EXERCISE DIRECTIONS: Taking the records below, count the lines in which "content" appears and supply only the count.

RECORDED DATA:

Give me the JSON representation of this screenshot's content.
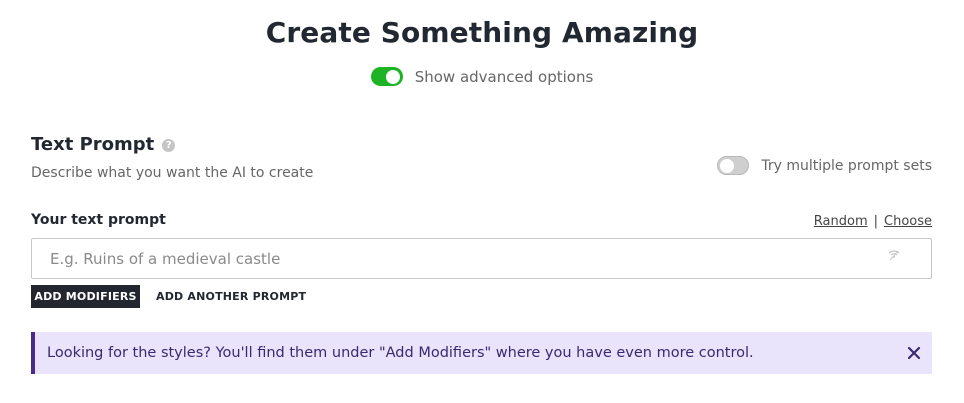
{
  "header": {
    "title": "Create Something Amazing",
    "advanced_toggle": {
      "label": "Show advanced options",
      "on": true
    }
  },
  "text_prompt": {
    "section_title": "Text Prompt",
    "description": "Describe what you want the AI to create",
    "multi_toggle": {
      "label": "Try multiple prompt sets",
      "on": false
    },
    "field_label": "Your text prompt",
    "random_link": "Random",
    "separator": "|",
    "choose_link": "Choose",
    "input": {
      "value": "",
      "placeholder": "E.g. Ruins of a medieval castle"
    },
    "add_modifiers_label": "ADD MODIFIERS",
    "add_another_label": "ADD ANOTHER PROMPT"
  },
  "banner": {
    "text": "Looking for the styles? You'll find them under \"Add Modifiers\" where you have even more control."
  },
  "colors": {
    "toggle_on": "#1db325",
    "dark_button": "#23262e",
    "banner_bg": "#e9e4fb",
    "banner_accent": "#4a2a8a"
  }
}
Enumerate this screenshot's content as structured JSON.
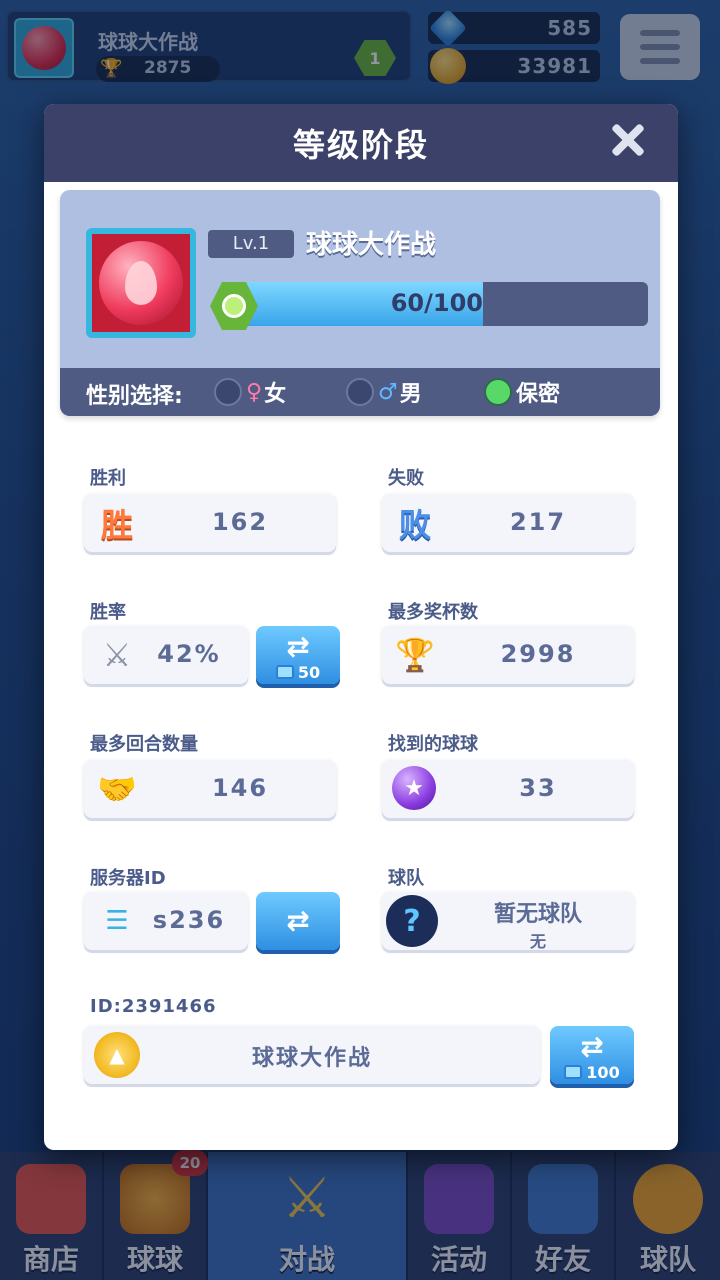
{
  "topbar": {
    "player_name": "球球大作战",
    "trophies": "2875",
    "level": "1",
    "gems": "585",
    "coins": "33981"
  },
  "modal": {
    "title": "等级阶段",
    "profile": {
      "level_tag": "Lv.1",
      "name": "球球大作战",
      "xp_text": "60/100",
      "xp_fraction": 0.6,
      "gender_label": "性别选择:",
      "gender_options": [
        {
          "symbol": "♀",
          "label": "女",
          "selected": false
        },
        {
          "symbol": "♂",
          "label": "男",
          "selected": false
        },
        {
          "symbol": "",
          "label": "保密",
          "selected": true
        }
      ]
    },
    "stats": {
      "wins_label": "胜利",
      "wins_icon": "胜",
      "wins_value": "162",
      "losses_label": "失败",
      "losses_icon": "败",
      "losses_value": "217",
      "winrate_label": "胜率",
      "winrate_value": "42%",
      "winrate_swap_cost": "50",
      "max_trophies_label": "最多奖杯数",
      "max_trophies_value": "2998",
      "max_rounds_label": "最多回合数量",
      "max_rounds_value": "146",
      "balls_found_label": "找到的球球",
      "balls_found_value": "33",
      "server_label": "服务器ID",
      "server_value": "s236",
      "team_label": "球队",
      "team_name": "暂无球队",
      "team_sub": "无",
      "id_label": "ID:2391466",
      "title_value": "球球大作战",
      "title_swap_cost": "100"
    }
  },
  "nav": {
    "items": [
      {
        "label": "商店",
        "icon": "shop-icon"
      },
      {
        "label": "球球",
        "icon": "balls-icon"
      },
      {
        "label": "对战",
        "icon": "battle-icon"
      },
      {
        "label": "活动",
        "icon": "party-icon"
      },
      {
        "label": "好友",
        "icon": "friends-icon"
      },
      {
        "label": "球队",
        "icon": "whistle-icon"
      }
    ],
    "balls_badge": "20"
  }
}
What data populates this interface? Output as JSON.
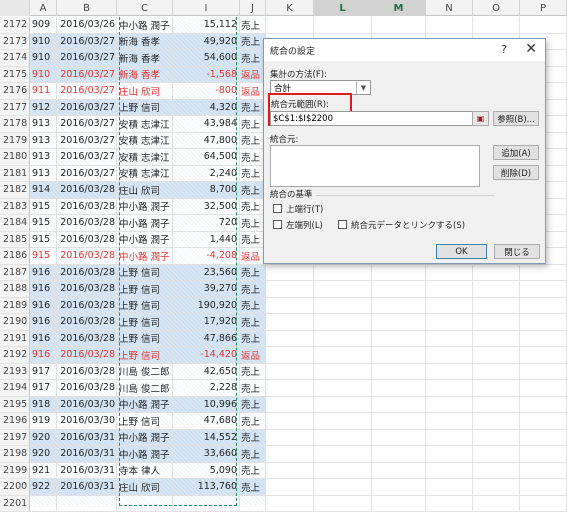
{
  "columns": [
    "A",
    "B",
    "C",
    "I",
    "J",
    "K",
    "L",
    "M",
    "N",
    "O",
    "P"
  ],
  "selected_columns": [
    "L",
    "M"
  ],
  "rows": [
    {
      "n": "2172",
      "a": "909",
      "b": "2016/03/26",
      "c": "中小路 潤子",
      "i": "15,112",
      "j": "売上",
      "hl": false,
      "red": false
    },
    {
      "n": "2173",
      "a": "910",
      "b": "2016/03/27",
      "c": "新海 香孝",
      "i": "49,920",
      "j": "売上",
      "hl": true,
      "red": false
    },
    {
      "n": "2174",
      "a": "910",
      "b": "2016/03/27",
      "c": "新海 香孝",
      "i": "54,600",
      "j": "売上",
      "hl": true,
      "red": false
    },
    {
      "n": "2175",
      "a": "910",
      "b": "2016/03/27",
      "c": "新海 香孝",
      "i": "-1,568",
      "j": "返品",
      "hl": true,
      "red": true
    },
    {
      "n": "2176",
      "a": "911",
      "b": "2016/03/27",
      "c": "庄山 欣司",
      "i": "-800",
      "j": "返品",
      "hl": false,
      "red": true
    },
    {
      "n": "2177",
      "a": "912",
      "b": "2016/03/27",
      "c": "上野 信司",
      "i": "4,320",
      "j": "売上",
      "hl": true,
      "red": false
    },
    {
      "n": "2178",
      "a": "913",
      "b": "2016/03/27",
      "c": "安積 志津江",
      "i": "43,984",
      "j": "売上",
      "hl": false,
      "red": false
    },
    {
      "n": "2179",
      "a": "913",
      "b": "2016/03/27",
      "c": "安積 志津江",
      "i": "47,800",
      "j": "売上",
      "hl": false,
      "red": false
    },
    {
      "n": "2180",
      "a": "913",
      "b": "2016/03/27",
      "c": "安積 志津江",
      "i": "64,500",
      "j": "売上",
      "hl": false,
      "red": false
    },
    {
      "n": "2181",
      "a": "913",
      "b": "2016/03/27",
      "c": "安積 志津江",
      "i": "2,240",
      "j": "売上",
      "hl": false,
      "red": false
    },
    {
      "n": "2182",
      "a": "914",
      "b": "2016/03/28",
      "c": "庄山 欣司",
      "i": "8,700",
      "j": "売上",
      "hl": true,
      "red": false
    },
    {
      "n": "2183",
      "a": "915",
      "b": "2016/03/28",
      "c": "中小路 潤子",
      "i": "32,500",
      "j": "売上",
      "hl": false,
      "red": false
    },
    {
      "n": "2184",
      "a": "915",
      "b": "2016/03/28",
      "c": "中小路 潤子",
      "i": "720",
      "j": "売上",
      "hl": false,
      "red": false
    },
    {
      "n": "2185",
      "a": "915",
      "b": "2016/03/28",
      "c": "中小路 潤子",
      "i": "1,440",
      "j": "売上",
      "hl": false,
      "red": false
    },
    {
      "n": "2186",
      "a": "915",
      "b": "2016/03/28",
      "c": "中小路 潤子",
      "i": "-4,208",
      "j": "返品",
      "hl": false,
      "red": true
    },
    {
      "n": "2187",
      "a": "916",
      "b": "2016/03/28",
      "c": "上野 信司",
      "i": "23,560",
      "j": "売上",
      "hl": true,
      "red": false
    },
    {
      "n": "2188",
      "a": "916",
      "b": "2016/03/28",
      "c": "上野 信司",
      "i": "39,270",
      "j": "売上",
      "hl": true,
      "red": false
    },
    {
      "n": "2189",
      "a": "916",
      "b": "2016/03/28",
      "c": "上野 信司",
      "i": "190,920",
      "j": "売上",
      "hl": true,
      "red": false
    },
    {
      "n": "2190",
      "a": "916",
      "b": "2016/03/28",
      "c": "上野 信司",
      "i": "17,920",
      "j": "売上",
      "hl": true,
      "red": false
    },
    {
      "n": "2191",
      "a": "916",
      "b": "2016/03/28",
      "c": "上野 信司",
      "i": "47,866",
      "j": "売上",
      "hl": true,
      "red": false
    },
    {
      "n": "2192",
      "a": "916",
      "b": "2016/03/28",
      "c": "上野 信司",
      "i": "-14,420",
      "j": "返品",
      "hl": true,
      "red": true
    },
    {
      "n": "2193",
      "a": "917",
      "b": "2016/03/28",
      "c": "川島 俊二郎",
      "i": "42,650",
      "j": "売上",
      "hl": false,
      "red": false
    },
    {
      "n": "2194",
      "a": "917",
      "b": "2016/03/28",
      "c": "川島 俊二郎",
      "i": "2,228",
      "j": "売上",
      "hl": false,
      "red": false
    },
    {
      "n": "2195",
      "a": "918",
      "b": "2016/03/30",
      "c": "中小路 潤子",
      "i": "10,996",
      "j": "売上",
      "hl": true,
      "red": false
    },
    {
      "n": "2196",
      "a": "919",
      "b": "2016/03/30",
      "c": "上野 信司",
      "i": "47,680",
      "j": "売上",
      "hl": false,
      "red": false
    },
    {
      "n": "2197",
      "a": "920",
      "b": "2016/03/31",
      "c": "中小路 潤子",
      "i": "14,552",
      "j": "売上",
      "hl": true,
      "red": false
    },
    {
      "n": "2198",
      "a": "920",
      "b": "2016/03/31",
      "c": "中小路 潤子",
      "i": "33,660",
      "j": "売上",
      "hl": true,
      "red": false
    },
    {
      "n": "2199",
      "a": "921",
      "b": "2016/03/31",
      "c": "寺本 律人",
      "i": "5,090",
      "j": "売上",
      "hl": false,
      "red": false
    },
    {
      "n": "2200",
      "a": "922",
      "b": "2016/03/31",
      "c": "庄山 欣司",
      "i": "113,760",
      "j": "売上",
      "hl": true,
      "red": false
    },
    {
      "n": "2201",
      "a": "",
      "b": "",
      "c": "",
      "i": "",
      "j": "",
      "hl": false,
      "red": false
    }
  ],
  "dialog": {
    "title": "統合の設定",
    "help": "?",
    "close": "✕",
    "function_label": "集計の方法(F):",
    "function_value": "合計",
    "reference_label": "統合元範囲(R):",
    "reference_value": "$C$1:$I$2200",
    "browse_button": "参照(B)...",
    "all_references_label": "統合元:",
    "add_button": "追加(A)",
    "delete_button": "削除(D)",
    "labels_group": "統合の基準",
    "top_row_label": "上端行(T)",
    "left_column_label": "左端列(L)",
    "link_label": "統合元データとリンクする(S)",
    "ok_button": "OK",
    "close_button": "閉じる"
  }
}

RESULT: 2